In the US and the UK, the Solicitor General is the Crown law officer below the Attorney General or (in Scotland) below the Lord Advocate.

The solicitor’s office in the UK is a not well known office although he acts as deputy to the Attorney General who has the more prominent role. In fact little is really known about the role of the two Law Officers, despite their function stretching back to Tudor times!

For some considerable time in the modern era, the two UK government Law Officers are active politicians charged with special ministerial duties such as givers of legal advice to (the Cabinet).

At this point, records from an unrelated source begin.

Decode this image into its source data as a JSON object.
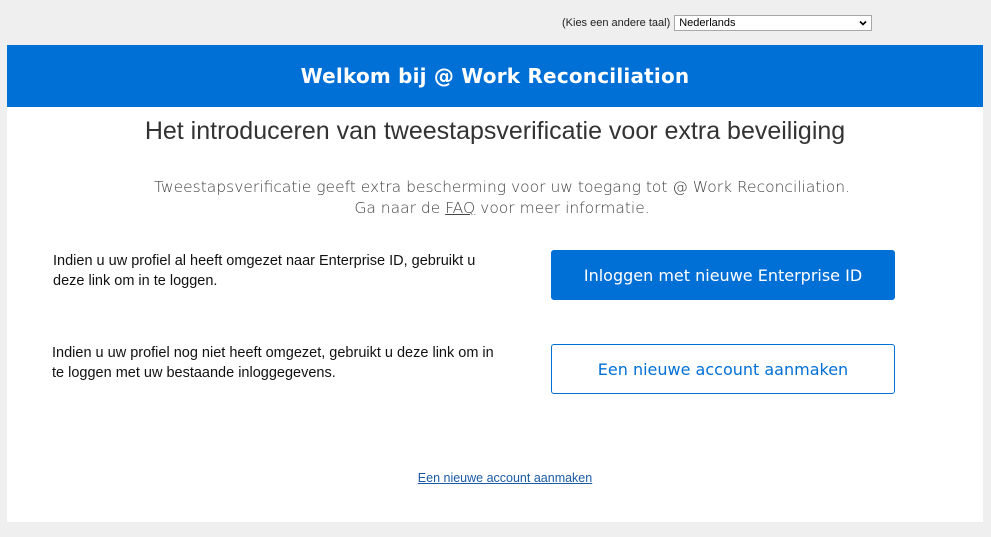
{
  "language": {
    "label": "(Kies een andere taal)",
    "selected": "Nederlands"
  },
  "banner": {
    "title": "Welkom bij @ Work Reconciliation"
  },
  "main": {
    "heading": "Het introduceren van tweestapsverificatie voor extra beveiliging",
    "intro_line1": "Tweestapsverificatie geeft extra bescherming voor uw toegang tot @ Work Reconciliation.",
    "intro_line2_prefix": "Ga naar de",
    "faq_link": "FAQ",
    "intro_line2_suffix": "voor meer informatie."
  },
  "options": [
    {
      "description": "Indien u uw profiel al heeft omgezet naar Enterprise ID, gebruikt u deze link om in te loggen.",
      "button": "Inloggen met nieuwe Enterprise ID"
    },
    {
      "description": "Indien u uw profiel nog niet heeft omgezet,  gebruikt u deze link om in te loggen met uw bestaande inloggegevens.",
      "button": "Een nieuwe account aanmaken"
    }
  ],
  "footer_link": "Een nieuwe account aanmaken",
  "colors": {
    "brand_blue": "#006fd6",
    "page_background": "#efefef"
  },
  "icons": {
    "language_dropdown": "chevron-down-icon"
  }
}
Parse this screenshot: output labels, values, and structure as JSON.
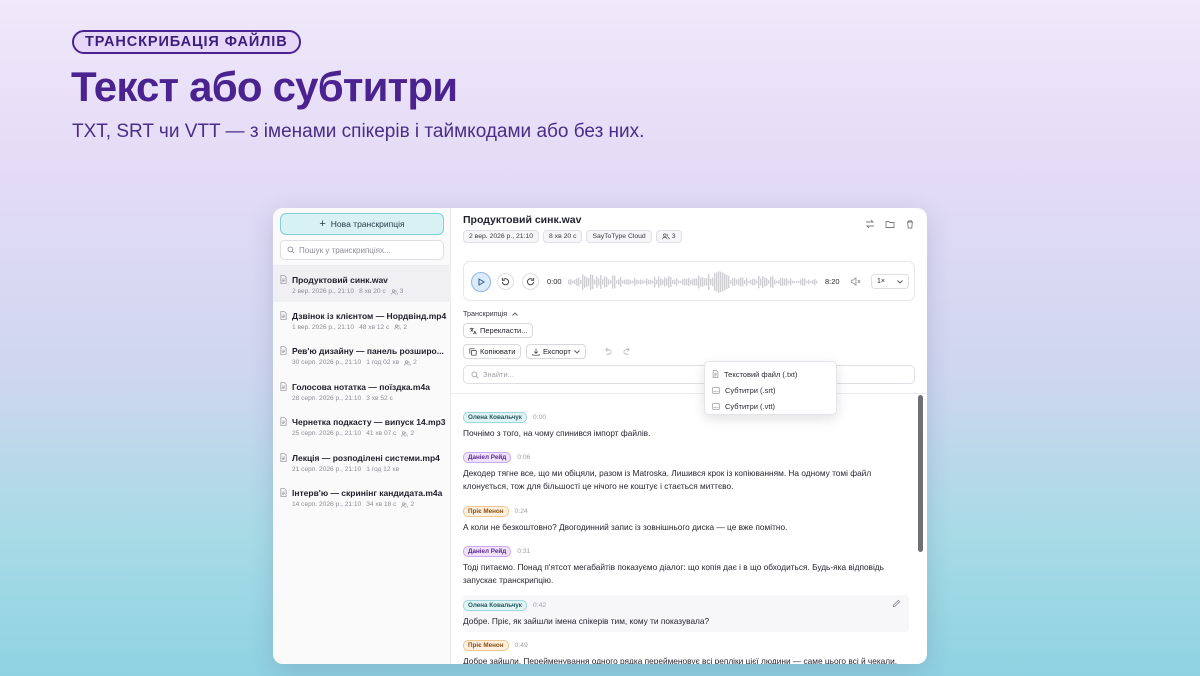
{
  "hero": {
    "badge": "ТРАНСКРИБАЦІЯ ФАЙЛІВ",
    "title": "Текст або субтитри",
    "subtitle": "TXT, SRT чи VTT — з іменами спікерів і таймкодами або без них."
  },
  "sidebar": {
    "new_button": "Нова транскрипція",
    "search_placeholder": "Пошук у транскрипціях...",
    "items": [
      {
        "title": "Продуктовий синк.wav",
        "date": "2 вер. 2026 р., 21:10",
        "duration": "8 хв 20 с",
        "speakers": "3",
        "active": true
      },
      {
        "title": "Дзвінок із клієнтом — Нордвінд.mp4",
        "date": "1 вер. 2026 р., 21:10",
        "duration": "48 хв 12 с",
        "speakers": "2",
        "active": false
      },
      {
        "title": "Рев'ю дизайну — панель розширо...",
        "date": "30 серп. 2026 р., 21:10",
        "duration": "1 год 02 хв",
        "speakers": "2",
        "active": false
      },
      {
        "title": "Голосова нотатка — поїздка.m4a",
        "date": "28 серп. 2026 р., 21:10",
        "duration": "3 хв 52 с",
        "speakers": "",
        "active": false
      },
      {
        "title": "Чернетка подкасту — випуск 14.mp3",
        "date": "25 серп. 2026 р., 21:10",
        "duration": "41 хв 07 с",
        "speakers": "2",
        "active": false
      },
      {
        "title": "Лекція — розподілені системи.mp4",
        "date": "21 серп. 2026 р., 21:10",
        "duration": "1 год 12 хв",
        "speakers": "",
        "active": false
      },
      {
        "title": "Інтерв'ю — скринінг кандидата.m4a",
        "date": "14 серп. 2026 р., 21:10",
        "duration": "34 хв 18 с",
        "speakers": "2",
        "active": false
      }
    ]
  },
  "main": {
    "file_title": "Продуктовий синк.wav",
    "chips": {
      "date": "2 вер. 2026 р., 21:10",
      "duration": "8 хв 20 с",
      "engine": "SayToType Cloud",
      "speakers": "3"
    },
    "player": {
      "current": "0:00",
      "total": "8:20",
      "speed": "1×",
      "progress": 0
    },
    "section_label": "Транскрипція",
    "translate_button": "Перекласти...",
    "copy_button": "Копіювати",
    "export_button": "Експорт",
    "find_placeholder": "Знайти...",
    "export_menu": [
      "Текстовий файл (.txt)",
      "Субтитри (.srt)",
      "Субтитри (.vtt)"
    ],
    "segments": [
      {
        "speaker": "Олена Ковальчук",
        "class": "olena",
        "time": "0:00",
        "lines": [
          "Почнімо з того, на чому спинився імпорт файлів."
        ]
      },
      {
        "speaker": "Даніел Рейд",
        "class": "daniel",
        "time": "0:06",
        "lines": [
          "Декодер тягне все, що ми обіцяли, разом із Matroska. Лишився крок із копіюванням. На одному томі файл",
          "клонується, тож для більшості це нічого не коштує і стається миттєво."
        ]
      },
      {
        "speaker": "Пріє Менон",
        "class": "priya",
        "time": "0:24",
        "lines": [
          "А коли не безкоштовно? Двогодинний запис із зовнішнього диска — це вже помітно."
        ]
      },
      {
        "speaker": "Даніел Рейд",
        "class": "daniel",
        "time": "0:31",
        "lines": [
          "Тоді питаємо. Понад п'ятсот мегабайтів показуємо діалог: що копія дає і в що обходиться. Будь-яка відповідь",
          "запускає транскрипцію."
        ]
      },
      {
        "speaker": "Олена Ковальчук",
        "class": "olena",
        "time": "0:42",
        "lines": [
          "Добре. Пріє, як зайшли імена спікерів тим, кому ти показувала?"
        ],
        "highlight": true
      },
      {
        "speaker": "Пріє Менон",
        "class": "priya",
        "time": "0:49",
        "lines": [
          "Добре зайшли. Перейменування одного рядка перейменовує всі репліки цієї людини — саме цього всі й чекали."
        ]
      }
    ]
  }
}
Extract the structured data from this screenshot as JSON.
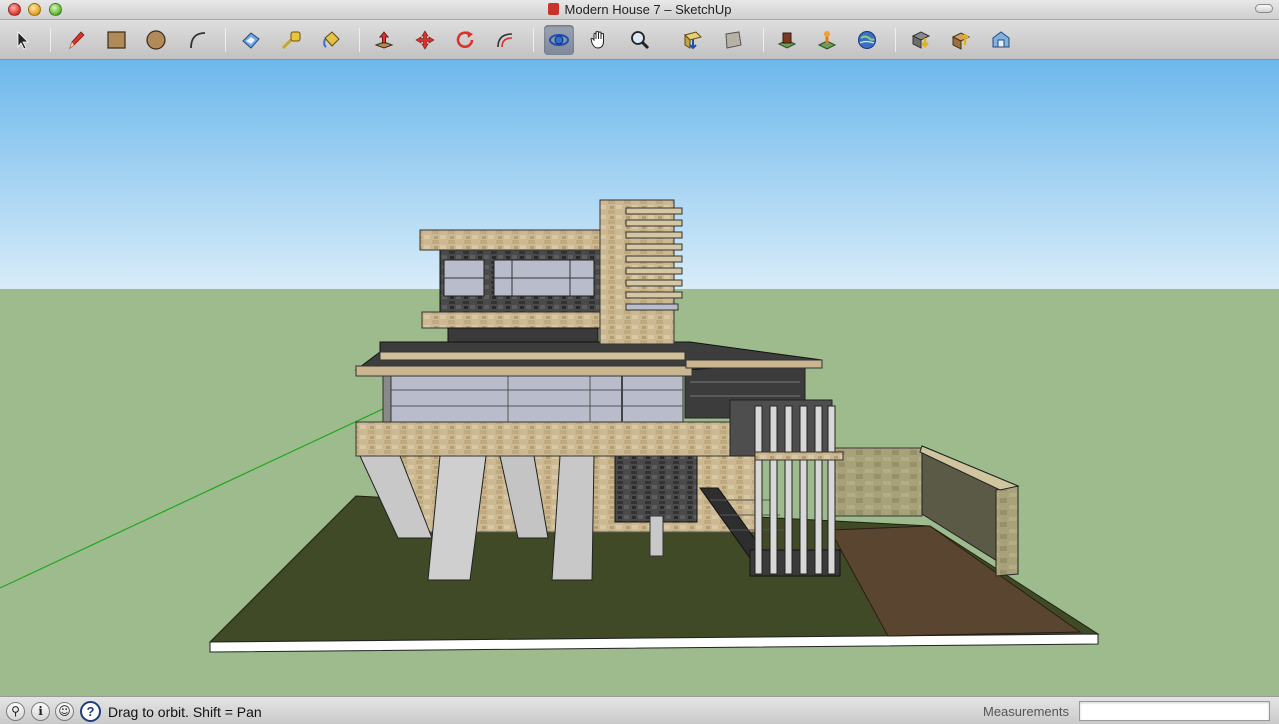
{
  "window": {
    "title": "Modern House 7 – SketchUp"
  },
  "toolbar": {
    "tools": [
      {
        "name": "select-icon",
        "label": "Select"
      },
      {
        "name": "pencil-icon",
        "label": "Line"
      },
      {
        "name": "rectangle-icon",
        "label": "Rectangle"
      },
      {
        "name": "circle-icon",
        "label": "Circle"
      },
      {
        "name": "arc-icon",
        "label": "Arc"
      },
      {
        "name": "eraser-icon",
        "label": "Eraser"
      },
      {
        "name": "tape-measure-icon",
        "label": "Tape Measure"
      },
      {
        "name": "paint-bucket-icon",
        "label": "Paint Bucket"
      },
      {
        "name": "push-pull-icon",
        "label": "Push/Pull"
      },
      {
        "name": "move-icon",
        "label": "Move"
      },
      {
        "name": "rotate-icon",
        "label": "Rotate"
      },
      {
        "name": "offset-icon",
        "label": "Offset"
      },
      {
        "name": "orbit-icon",
        "label": "Orbit",
        "active": true
      },
      {
        "name": "pan-hand-icon",
        "label": "Pan"
      },
      {
        "name": "zoom-icon",
        "label": "Zoom"
      },
      {
        "name": "zoom-extents-icon",
        "label": "Zoom Extents"
      },
      {
        "name": "previous-view-icon",
        "label": "Previous"
      },
      {
        "name": "get-models-icon",
        "label": "Get Models"
      },
      {
        "name": "add-location-icon",
        "label": "Add Location"
      },
      {
        "name": "google-earth-icon",
        "label": "Google Earth"
      },
      {
        "name": "share-model-icon",
        "label": "Share Model"
      },
      {
        "name": "share-component-icon",
        "label": "Share Component"
      },
      {
        "name": "warehouse-icon",
        "label": "3D Warehouse"
      }
    ]
  },
  "colors": {
    "sky_top": "#6db8ec",
    "sky_bottom": "#d8ecf8",
    "ground": "#9dbb8d",
    "site_pad": "#404a26",
    "driveway": "#5a4530",
    "stone": "#c9b58f",
    "dark_stone": "#4a4a4a",
    "glass": "#b9bccb",
    "axis_green": "#1fa81f"
  },
  "status": {
    "hint": "Drag to orbit.  Shift = Pan",
    "measurements_label": "Measurements",
    "measurements_value": ""
  }
}
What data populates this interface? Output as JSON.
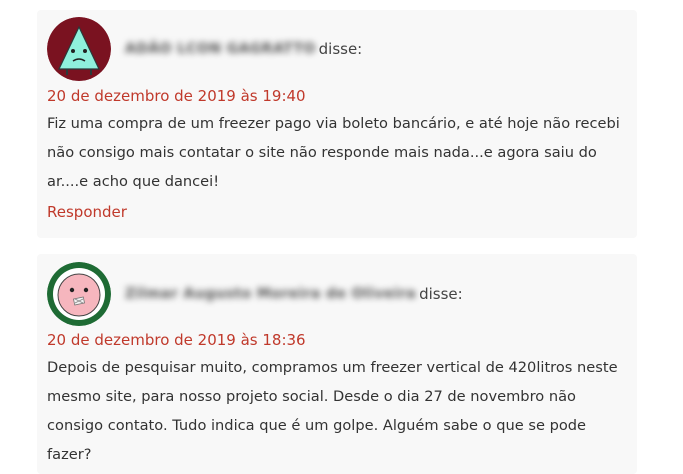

The office of Solicitor General can be traced back to what is seen as its first recognised holder, Sir John Port, around 1514-1515.  Port was involved later in the trials of Thomas More and Anne Boleyn so the post is mostly Tudor in its early development.


In the UK, The Solicitor General supports the Attorney General across the range of his responsibilities. This includes:

– Deputising for the Attorney General and being responsible for such matters as the Attorney General delegates to him.

– Providing support to the Attorney General in a number of particular areas: superintendence of the Treasury Solicitor’s department, the CPS (Crown Prosecution Service), HM Crown Prosecuting Service Inspectorate and the SFO (Serious Fraud Office).

In addition, the Solicitor General supports the Attorney General on civil litigation and advice on civil law matters and on the public interest function.

In the United States, the task of the Solicitor General is to supervise and conduct government litigation in the Supreme Court. Virtually all such litigation is channeled and actively conducted by his Office.

The Solicitor General also determines the cases in which Supreme Court review will be sought by the government, the positions the government will take and conducts the oral arguments before the Supreme Court.

Those cases not argued by the Solicitor General personally are assigned either to an Assistant to the Solicitor General or to another government attorney.

Another responsibility of the Solicitor General is to review all cases decided adversely to the government in the lower courts, to determine whether they should be appealed and, if so, what position should be taken.

Moreover, the Solicitor General determines whether the government will participate as an amicus curiae (legal brief focus on influencing the outcome of a lawsuit) or intervene in cases in any appellate court.